Extract all lines from the data beneath that include the word "icon".

Data records

---*---

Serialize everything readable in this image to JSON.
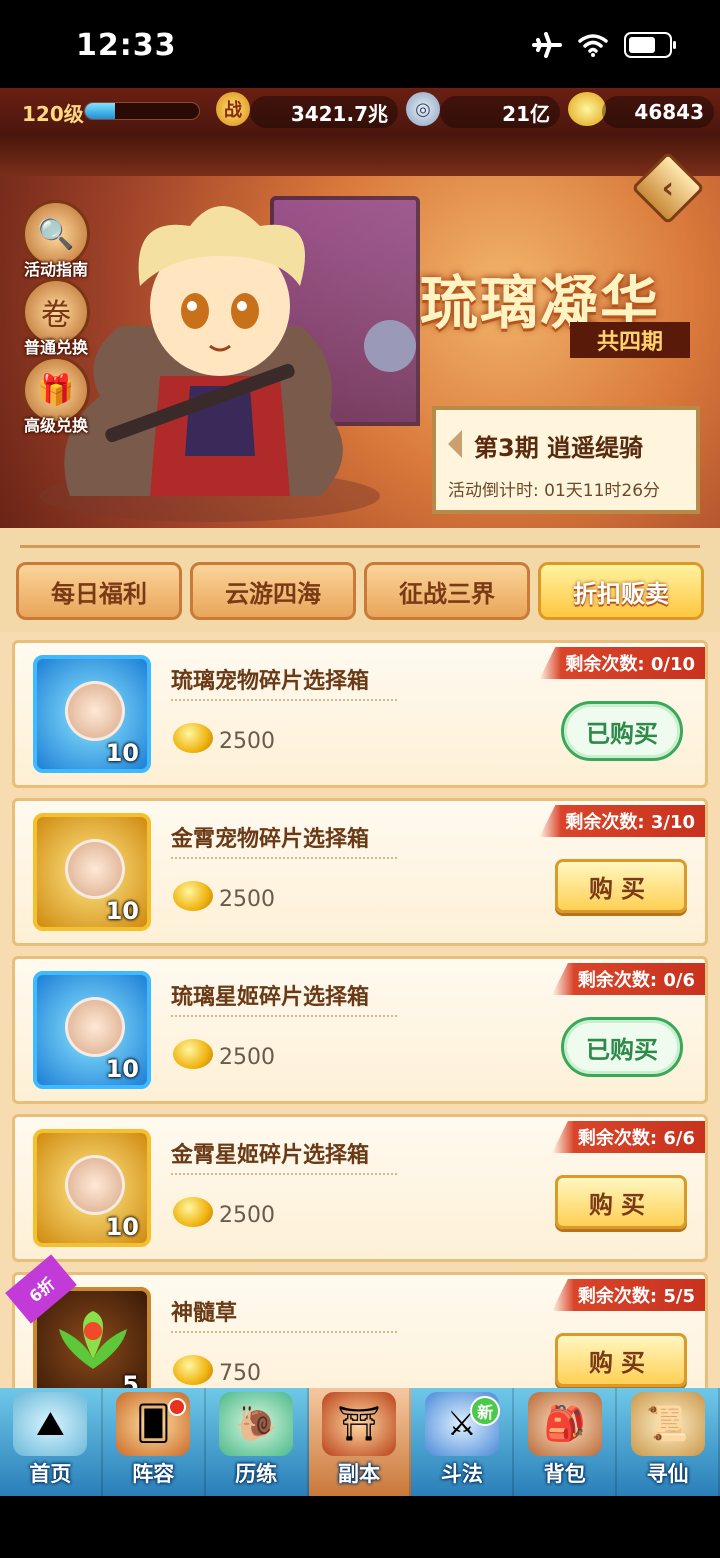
{
  "status": {
    "time": "12:33"
  },
  "resources": {
    "level": "120级",
    "xp_fraction": 0.26,
    "power_badge": "战",
    "power": "3421.7兆",
    "silver": "21亿",
    "gold": "46843"
  },
  "side_buttons": [
    {
      "label": "活动指南",
      "icon": "magnifier-icon"
    },
    {
      "label": "普通兑换",
      "icon": "scroll-icon"
    },
    {
      "label": "高级兑换",
      "icon": "gift-icon"
    }
  ],
  "event": {
    "title": "琉璃凝华",
    "subtitle": "共四期",
    "period": "第3期  逍遥缇骑",
    "countdown": "活动倒计时: 01天11时26分"
  },
  "tabs": [
    {
      "label": "每日福利",
      "active": false
    },
    {
      "label": "云游四海",
      "active": false
    },
    {
      "label": "征战三界",
      "active": false
    },
    {
      "label": "折扣贩卖",
      "active": true
    }
  ],
  "items": [
    {
      "name": "琉璃宠物碎片选择箱",
      "price": "2500",
      "qty": "10",
      "remaining": "剩余次数: 0/10",
      "button": "已购买",
      "bought": true,
      "style": "blue"
    },
    {
      "name": "金霄宠物碎片选择箱",
      "price": "2500",
      "qty": "10",
      "remaining": "剩余次数: 3/10",
      "button": "购买",
      "bought": false,
      "style": "gold"
    },
    {
      "name": "琉璃星姬碎片选择箱",
      "price": "2500",
      "qty": "10",
      "remaining": "剩余次数: 0/6",
      "button": "已购买",
      "bought": true,
      "style": "blue"
    },
    {
      "name": "金霄星姬碎片选择箱",
      "price": "2500",
      "qty": "10",
      "remaining": "剩余次数: 6/6",
      "button": "购买",
      "bought": false,
      "style": "gold"
    },
    {
      "name": "神髓草",
      "price": "750",
      "qty": "5",
      "remaining": "剩余次数: 5/5",
      "button": "购买",
      "bought": false,
      "style": "brown",
      "discount": "6折"
    }
  ],
  "nav": [
    {
      "label": "首页",
      "icon": "home-island-icon"
    },
    {
      "label": "阵容",
      "icon": "cards-icon",
      "dot": true
    },
    {
      "label": "历练",
      "icon": "snail-icon"
    },
    {
      "label": "副本",
      "icon": "temple-gate-icon",
      "center": true
    },
    {
      "label": "斗法",
      "icon": "crossed-swords-icon",
      "badge": "新"
    },
    {
      "label": "背包",
      "icon": "bag-icon"
    },
    {
      "label": "寻仙",
      "icon": "scroll-map-icon"
    }
  ]
}
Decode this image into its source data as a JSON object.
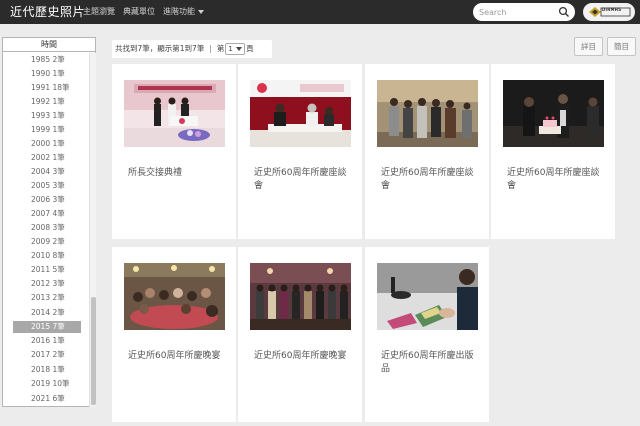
{
  "navbar": {
    "brand": "近代歷史照片",
    "links": [
      "主題瀏覽",
      "典藏單位",
      "進階功能"
    ],
    "search_placeholder": "Search",
    "logo_text": "DIRMHS"
  },
  "sidebar": {
    "title": "時間",
    "years": [
      {
        "label": "1985 2筆"
      },
      {
        "label": "1990 1筆"
      },
      {
        "label": "1991 18筆"
      },
      {
        "label": "1992 1筆"
      },
      {
        "label": "1993 1筆"
      },
      {
        "label": "1999 1筆"
      },
      {
        "label": "2000 1筆"
      },
      {
        "label": "2002 1筆"
      },
      {
        "label": "2004 3筆"
      },
      {
        "label": "2005 3筆"
      },
      {
        "label": "2006 3筆"
      },
      {
        "label": "2007 4筆"
      },
      {
        "label": "2008 3筆"
      },
      {
        "label": "2009 2筆"
      },
      {
        "label": "2010 8筆"
      },
      {
        "label": "2011 5筆"
      },
      {
        "label": "2012 3筆"
      },
      {
        "label": "2013 2筆"
      },
      {
        "label": "2014 2筆"
      },
      {
        "label": "2015 7筆",
        "selected": true
      },
      {
        "label": "2016 1筆"
      },
      {
        "label": "2017 2筆"
      },
      {
        "label": "2018 1筆"
      },
      {
        "label": "2019 10筆"
      },
      {
        "label": "2021 6筆"
      }
    ]
  },
  "results": {
    "summary": "共找到7筆，顯示第1到7筆",
    "page_prefix": "第",
    "page_value": "1",
    "page_suffix": "頁"
  },
  "view_buttons": {
    "list": "詳目",
    "compact": "簡目"
  },
  "cards": [
    {
      "caption": "所長交接典禮",
      "scene": "ceremony"
    },
    {
      "caption": "近史所60周年所慶座談會",
      "scene": "forum-stage"
    },
    {
      "caption": "近史所60周年所慶座談會",
      "scene": "group-standing"
    },
    {
      "caption": "近史所60周年所慶座談會",
      "scene": "cake"
    },
    {
      "caption": "近史所60周年所慶晚宴",
      "scene": "banquet"
    },
    {
      "caption": "近史所60周年所慶晚宴",
      "scene": "group-photo"
    },
    {
      "caption": "近史所60周年所慶出版品",
      "scene": "publication"
    }
  ]
}
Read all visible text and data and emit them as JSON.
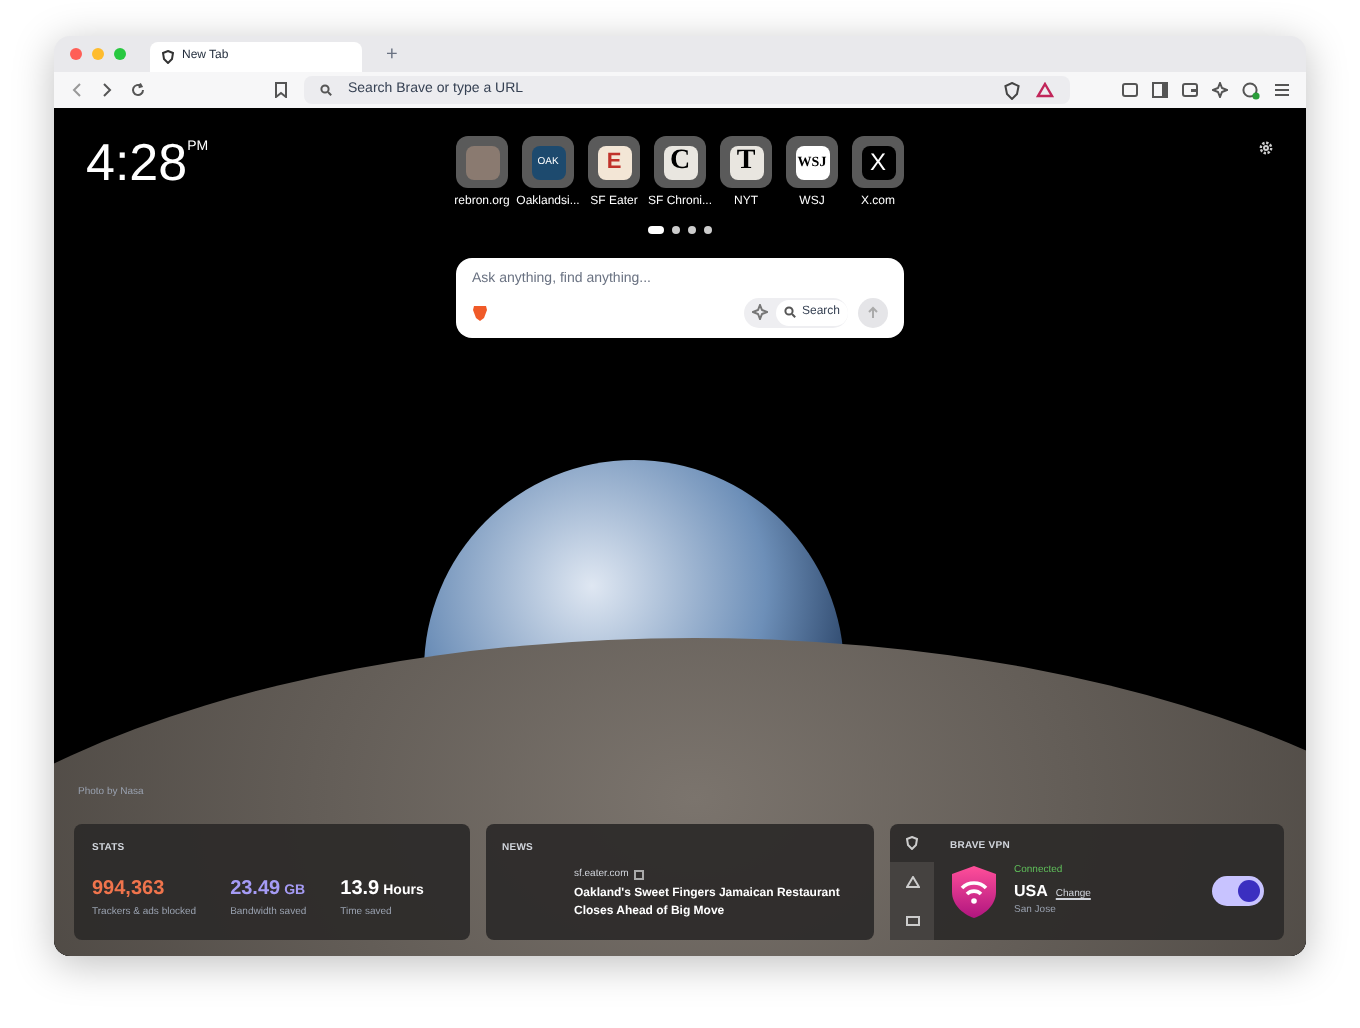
{
  "tabs": [
    {
      "title": "New Tab",
      "selected": true
    }
  ],
  "address_bar": {
    "placeholder": "Search Brave or type a URL"
  },
  "clock": {
    "time": "4:28",
    "period": "PM"
  },
  "new_tab_button": "+",
  "top_sites": [
    {
      "label": "rebron.org"
    },
    {
      "label": "Oaklandsi...",
      "glyph": "OAK"
    },
    {
      "label": "SF Eater",
      "glyph": "E"
    },
    {
      "label": "SF Chroni...",
      "glyph": "C"
    },
    {
      "label": "NYT",
      "glyph": "T"
    },
    {
      "label": "WSJ",
      "glyph": "WSJ"
    },
    {
      "label": "X.com",
      "glyph": "X"
    }
  ],
  "pages": [
    {
      "selected": true
    },
    {
      "selected": false
    },
    {
      "selected": false
    },
    {
      "selected": false
    }
  ],
  "search": {
    "placeholder": "Ask anything, find anything...",
    "button": "Search"
  },
  "photo_credit": "Photo by Nasa",
  "stats": {
    "title": "STATS",
    "items": [
      {
        "value": "994,363",
        "caption": "Trackers & ads blocked",
        "color": "#f0744c"
      },
      {
        "value": "23.49",
        "unit": "GB",
        "caption": "Bandwidth saved",
        "color": "#a59bf5"
      },
      {
        "value": "13.9",
        "unit": "Hours",
        "caption": "Time saved",
        "color": "#ffffff"
      }
    ]
  },
  "news": {
    "title": "NEWS",
    "source": "sf.eater.com",
    "headline": "Oakland's Sweet Fingers Jamaican Restaurant Closes Ahead of Big Move"
  },
  "vpn": {
    "title": "BRAVE VPN",
    "status": "Connected",
    "country": "USA",
    "change": "Change",
    "city": "San Jose",
    "on": true
  }
}
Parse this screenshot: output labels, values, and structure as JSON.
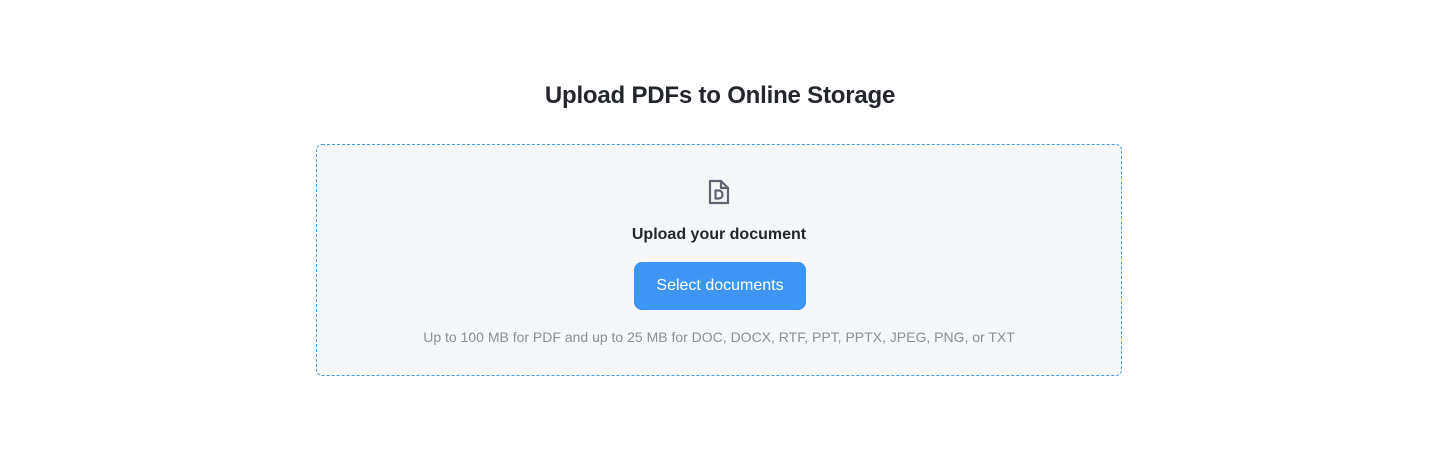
{
  "page": {
    "title": "Upload PDFs to Online Storage"
  },
  "dropzone": {
    "icon": "document-icon",
    "heading": "Upload your document",
    "button_label": "Select documents",
    "hint": "Up to 100 MB for PDF and up to 25 MB for DOC, DOCX, RTF, PPT, PPTX, JPEG, PNG, or TXT"
  },
  "colors": {
    "accent": "#3d95f5",
    "dropzone_border": "#4a9be8",
    "dropzone_background": "#f6f7f9",
    "title_text": "#23262d",
    "hint_text": "#8a8f98",
    "icon": "#5f6470"
  }
}
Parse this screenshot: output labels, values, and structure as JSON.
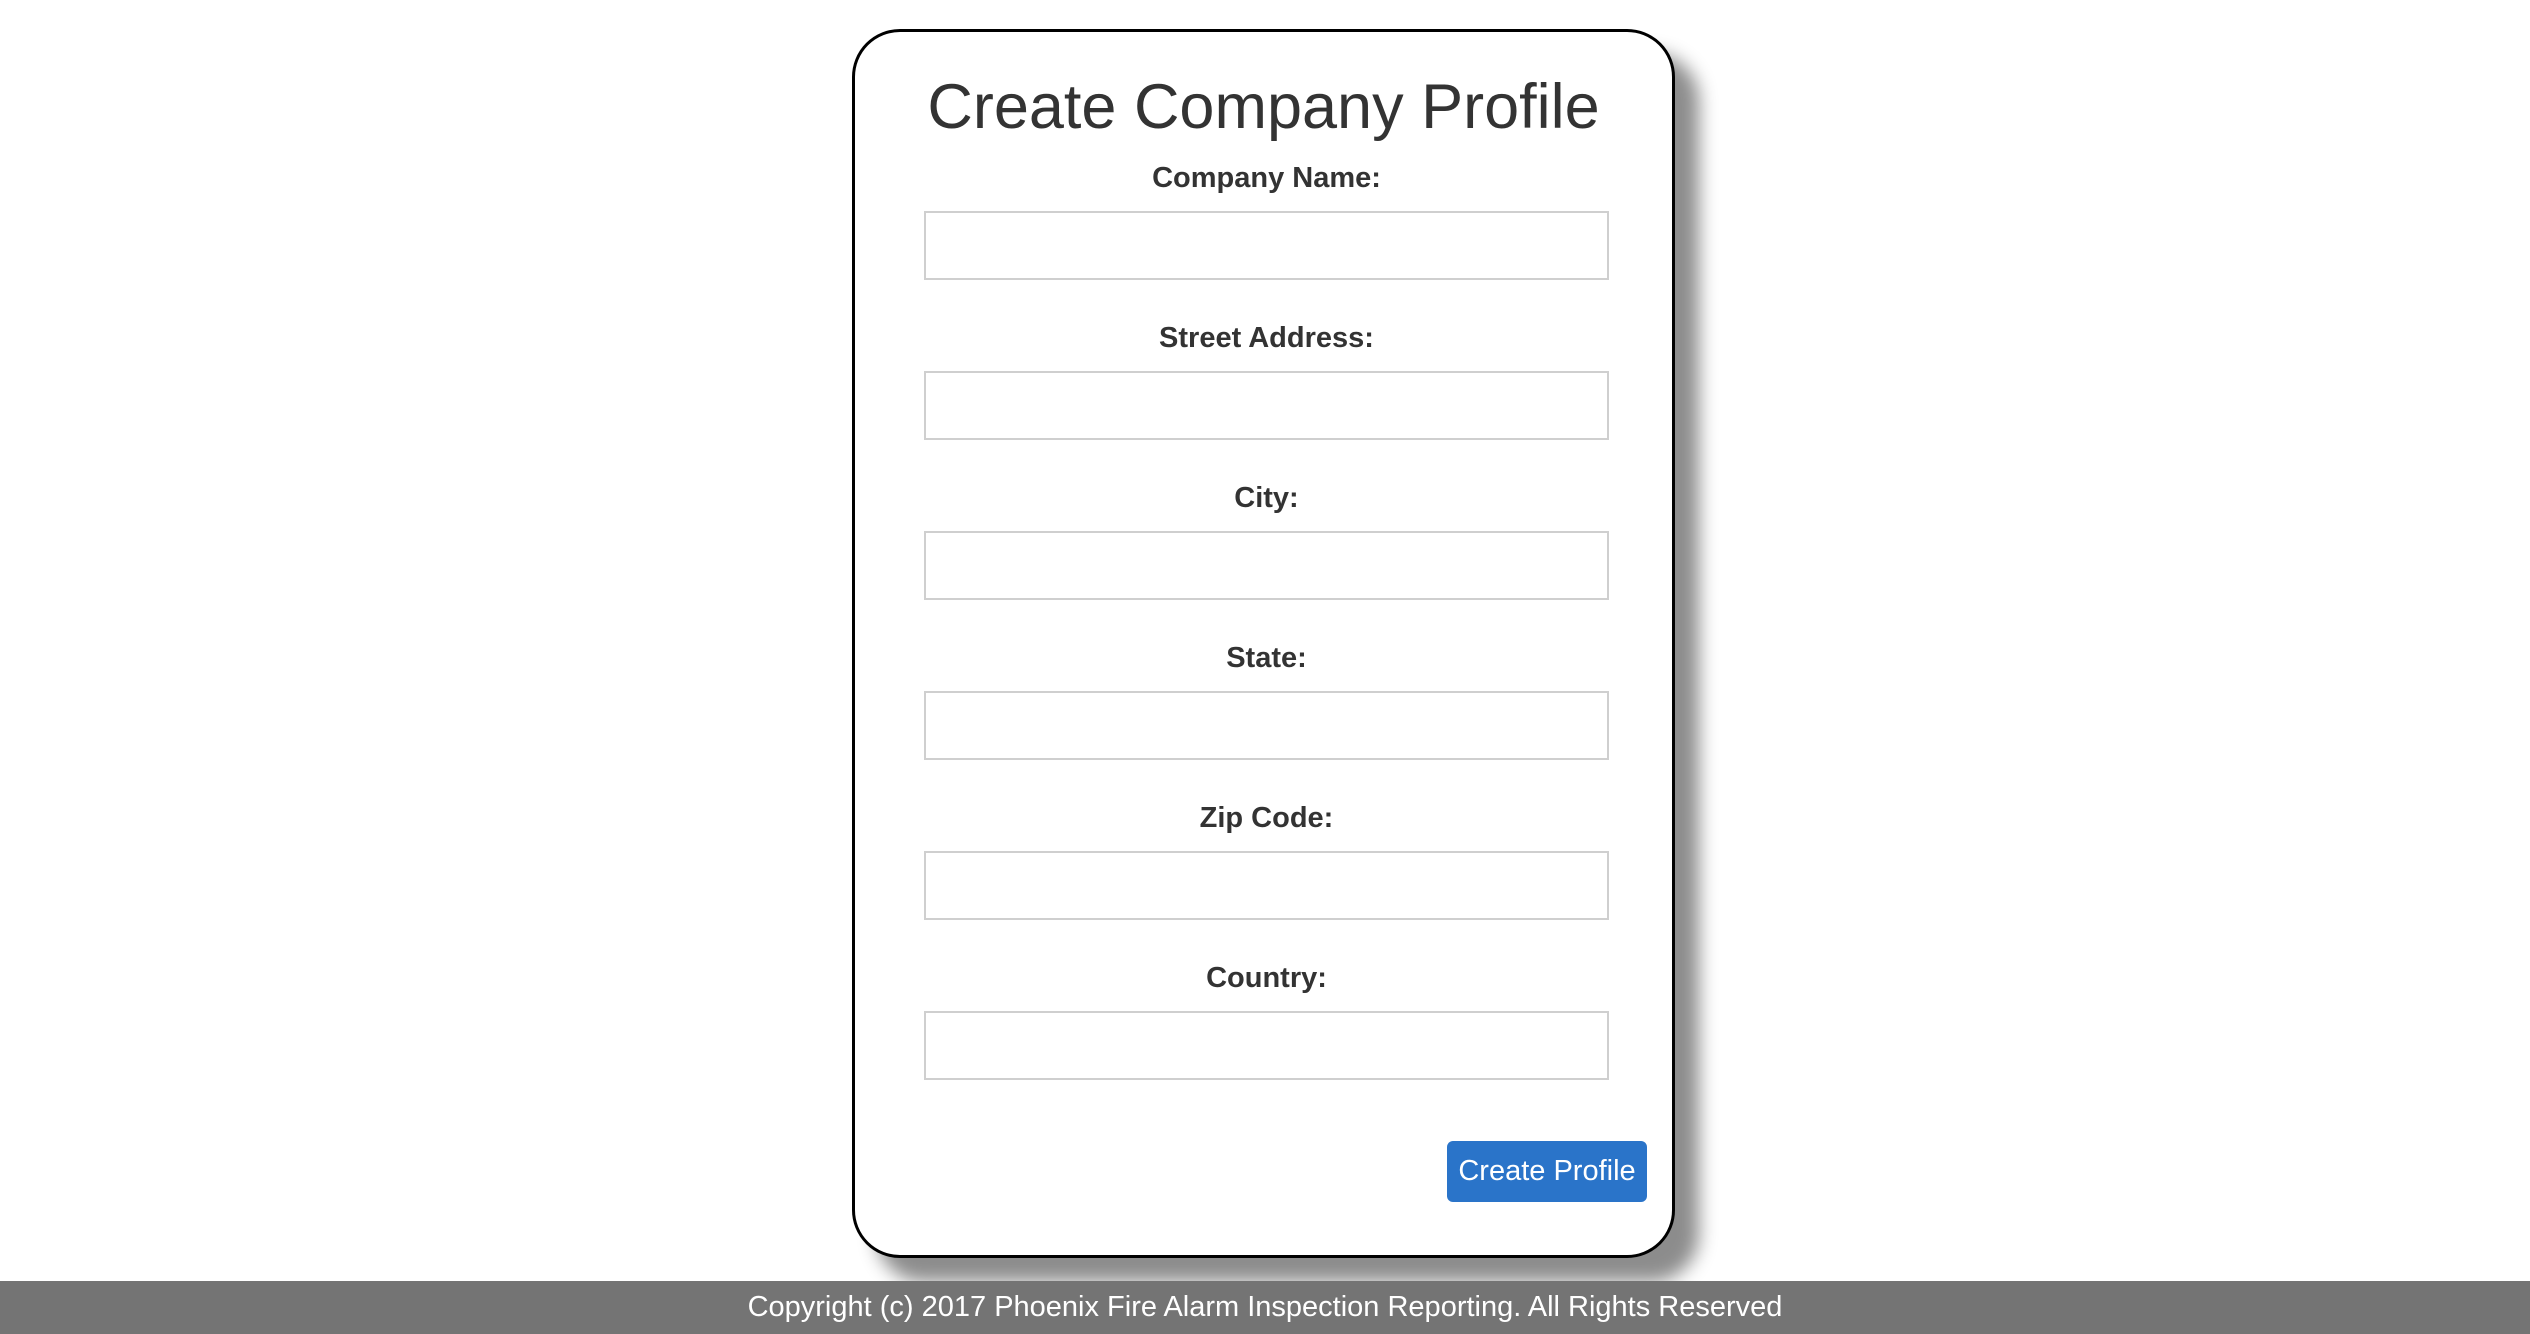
{
  "form": {
    "title": "Create Company Profile",
    "fields": [
      {
        "label": "Company Name:",
        "value": "",
        "placeholder": ""
      },
      {
        "label": "Street Address:",
        "value": "",
        "placeholder": ""
      },
      {
        "label": "City:",
        "value": "",
        "placeholder": ""
      },
      {
        "label": "State:",
        "value": "",
        "placeholder": ""
      },
      {
        "label": "Zip Code:",
        "value": "",
        "placeholder": ""
      },
      {
        "label": "Country:",
        "value": "",
        "placeholder": ""
      }
    ],
    "submit_label": "Create Profile"
  },
  "footer": {
    "text": "Copyright (c) 2017 Phoenix Fire Alarm Inspection Reporting. All Rights Reserved"
  },
  "colors": {
    "button_bg": "#2a74c9",
    "footer_bg": "#747474",
    "text": "#333333"
  }
}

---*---

_Your response:_
      "icon": "magnifier-icon"
      "icon": "scroll-icon"
      "icon": "gift-icon"
      "icon": "home-island-icon"
      "icon": "cards-icon",
      "icon": "snail-icon"
      "icon": "temple-gate-icon",
      "icon": "crossed-swords-icon",
      "icon": "bag-icon"
      "icon": "scroll-map-icon"
    "icon": "document-icon",
    "icon": "#5f6470"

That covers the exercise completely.